So, basically Magnifier will recommend you music based on the opinion of its team (made up of people who you probably don't know) and allow you a free download. That's all well and good, but not quite anything worth doing the Sid Vicious pogo about.
Streaming Internet radio service and music recommendation Pandora has just gotten into the comedy business, having unveiled a bevy of new comedy stations today featuring the work of such comedians as Mitch Hedberg, Chris Rock, Jerry Seinfeld, Louis C.K., and George Carlin. As per Pandora's usual M.O., users can either search for comedy by a given comedian and create a station containing bits by that and similar comedians, or they can subscribe to one of Pandora's precreated comedy channels, such as "Today's Comedy," "80s and 90s Comedy," "PG Comedy," or "Urban Comedy." This is all free, of course. Full press release below:

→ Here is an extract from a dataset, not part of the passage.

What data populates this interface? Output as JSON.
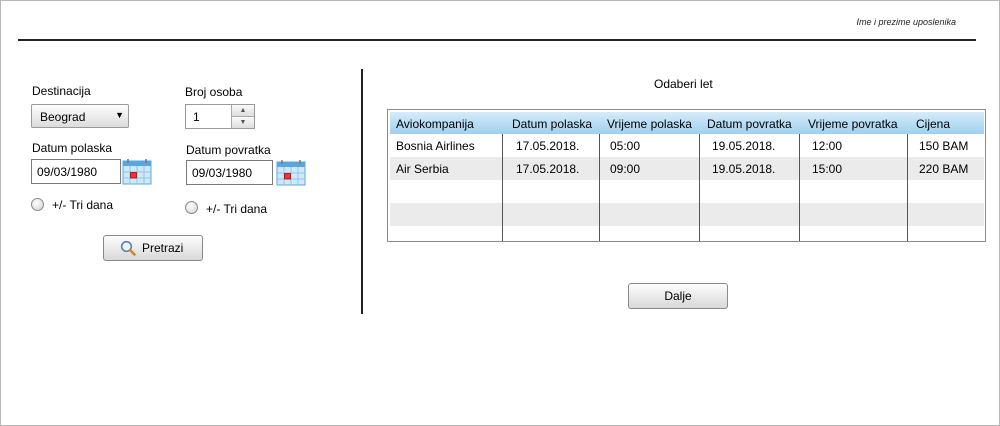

An investigation of the Pandora mobile app by Veracode has revealed that the popular free music streaming app is sending reams of personal information to advertisers without the user's knowledge or consent. The Wall Street Journal, which initially investigated several free mobile apps and discovered similar information-broadcasting mechanisms, is also reporting that a federal investigation has been launched into the makers of these apps and that Pandora has been subpoenaed. Veracode has published their findings, indicating five different libraries of advertisers' code in the Pandora app from AdMarvel, AdMob, comScore, Google.Ads, and Medialets. Veracode confirmed that the app was, indeed, sending information including gender, unique phone identifiers, IP address, connection status, bearing, altitude, and geographic location, among other information.

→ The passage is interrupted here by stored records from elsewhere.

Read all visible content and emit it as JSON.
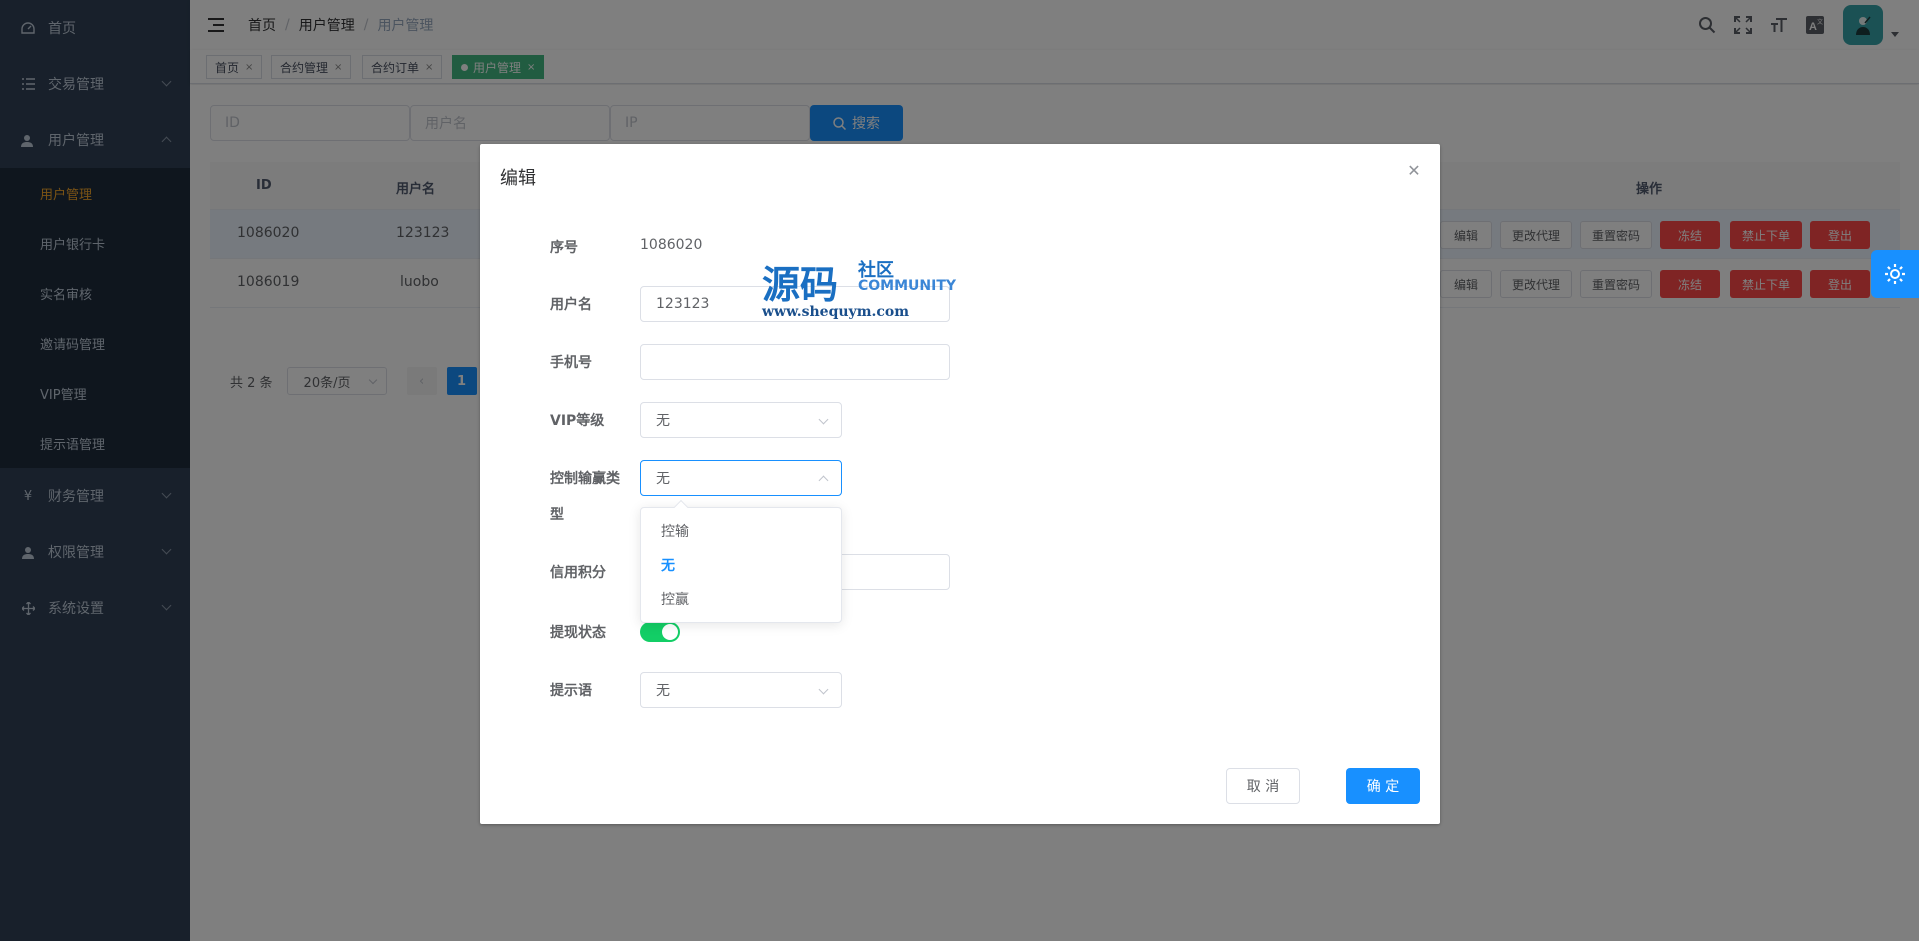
{
  "sidebar": {
    "items": [
      {
        "label": "首页",
        "icon": "dashboard-icon"
      },
      {
        "label": "交易管理",
        "icon": "list-icon"
      },
      {
        "label": "用户管理",
        "icon": "user-icon"
      },
      {
        "label": "财务管理",
        "icon": "yen-icon"
      },
      {
        "label": "权限管理",
        "icon": "user-icon"
      },
      {
        "label": "系统设置",
        "icon": "move-icon"
      }
    ],
    "user_sub": [
      "用户管理",
      "用户银行卡",
      "实名审核",
      "邀请码管理",
      "VIP管理",
      "提示语管理"
    ]
  },
  "header": {
    "breadcrumb": [
      "首页",
      "用户管理",
      "用户管理"
    ]
  },
  "tags": [
    {
      "label": "首页"
    },
    {
      "label": "合约管理"
    },
    {
      "label": "合约订单"
    },
    {
      "label": "用户管理"
    }
  ],
  "filters": {
    "id_placeholder": "ID",
    "username_placeholder": "用户名",
    "ip_placeholder": "IP",
    "search_label": "搜索"
  },
  "table": {
    "headers": {
      "id": "ID",
      "username": "用户名",
      "ops": "操作"
    },
    "rows": [
      {
        "id": "1086020",
        "username": "123123"
      },
      {
        "id": "1086019",
        "username": "luobo"
      }
    ],
    "ops": [
      "编辑",
      "更改代理",
      "重置密码",
      "冻结",
      "禁止下单",
      "登出"
    ]
  },
  "pagination": {
    "total": "共 2 条",
    "page_size": "20条/页",
    "current": "1"
  },
  "dialog": {
    "title": "编辑",
    "labels": {
      "seq": "序号",
      "username": "用户名",
      "phone": "手机号",
      "vip": "VIP等级",
      "control_line1": "控制输赢类",
      "control_line2": "型",
      "credit": "信用积分",
      "withdraw": "提现状态",
      "prompt": "提示语"
    },
    "values": {
      "seq": "1086020",
      "username": "123123",
      "phone": "",
      "vip": "无",
      "control": "无",
      "prompt": "无"
    },
    "control_options": [
      "控输",
      "无",
      "控赢"
    ],
    "withdraw_on": true,
    "cancel": "取 消",
    "confirm": "确 定"
  },
  "watermark": {
    "big": "源码",
    "small": "社区",
    "en": "COMMUNITY",
    "url": "www.shequym.com"
  },
  "colors": {
    "primary": "#1890ff",
    "danger": "#ff4949",
    "success": "#13ce66",
    "sidebar": "#304156",
    "active_menu": "#f4a62a"
  }
}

According to Bloomberg Businessweek, YouTube is in talks with the NBA and the NHL to broadcast live basketball and hockey games. Up until this point, league sports have been leery (and often contractually forbidden) to hand broadcast rights over to the Web, and sketchy, illegal streaming sites have happily stepped into the breach. But as the likes of Netflix and Pandora have proven that old media companies can make easy money handing rights over to the Web, could this be the year that live events and entertainment comes to the web, further eroding the need for people under the age of 30 to pay monthly TV bills? YouTube has reportedly been pushing harder for NBA and NHL rights following on its successful run broadcasting Indian cricket matches this past year. Bloomberg Businessweek:

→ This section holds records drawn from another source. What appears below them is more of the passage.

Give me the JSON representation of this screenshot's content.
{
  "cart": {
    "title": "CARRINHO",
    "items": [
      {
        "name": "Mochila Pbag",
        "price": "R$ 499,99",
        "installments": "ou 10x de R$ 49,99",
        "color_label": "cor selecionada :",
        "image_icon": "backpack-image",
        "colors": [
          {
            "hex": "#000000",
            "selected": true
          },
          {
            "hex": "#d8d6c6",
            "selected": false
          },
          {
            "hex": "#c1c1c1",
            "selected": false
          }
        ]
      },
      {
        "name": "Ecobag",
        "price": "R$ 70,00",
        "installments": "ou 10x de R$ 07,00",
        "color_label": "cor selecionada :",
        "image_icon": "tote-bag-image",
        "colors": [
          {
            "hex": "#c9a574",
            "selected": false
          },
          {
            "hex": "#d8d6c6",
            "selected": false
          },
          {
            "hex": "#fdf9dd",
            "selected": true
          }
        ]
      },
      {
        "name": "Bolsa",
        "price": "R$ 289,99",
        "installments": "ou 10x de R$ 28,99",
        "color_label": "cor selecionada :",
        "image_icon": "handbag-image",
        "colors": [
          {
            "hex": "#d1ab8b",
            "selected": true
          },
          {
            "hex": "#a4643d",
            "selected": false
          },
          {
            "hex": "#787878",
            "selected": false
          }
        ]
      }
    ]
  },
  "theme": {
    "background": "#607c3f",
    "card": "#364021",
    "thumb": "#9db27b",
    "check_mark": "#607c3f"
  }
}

Adding live sports broadcasts may help YouTube expand revenue by keeping viewers on its site longer to woo more advertisers. YouTube’s contract to show cricket from the Indian Premier League, which gives the Google unit a share of ad revenue from games and the league’s website, brought in 55 million visits from more than 250 countries, Anand said. “It’s fair to say that there will be a lot more appealing sports content you’ll see on YouTube,” Anand said. “We have ongoing conversations with pretty much everyone.” Mountain View, California-based Google is in negotiations with “most pro sports leagues” including the NBA and NHL, as well as soccer leagues in Europe, said Brian Suh, head of YouTube Partnership at Google’s Korean unit, in a separate telephone interview yesterday.The NBA, anyway, remains a long-term goal: It still has four more years to go before its exclusive deals with ABC, ESPN, and TNT wind down. Then again, at the pace online video has been progressing, it's hard to imagine that in 2016, we still won't get legal, real-time video of sporting events on the Web, possibly accessed through our smartphones via interactive augmented reality/Foursquare QR codes. In all seriousness, live online video is just going to get more and more pervasive in the coming few years, but don't expect the cable and broadcast beneficiaries of the current system to give up their position of advantage without a mighty fight. (Bloomberg Businessweek via RWW)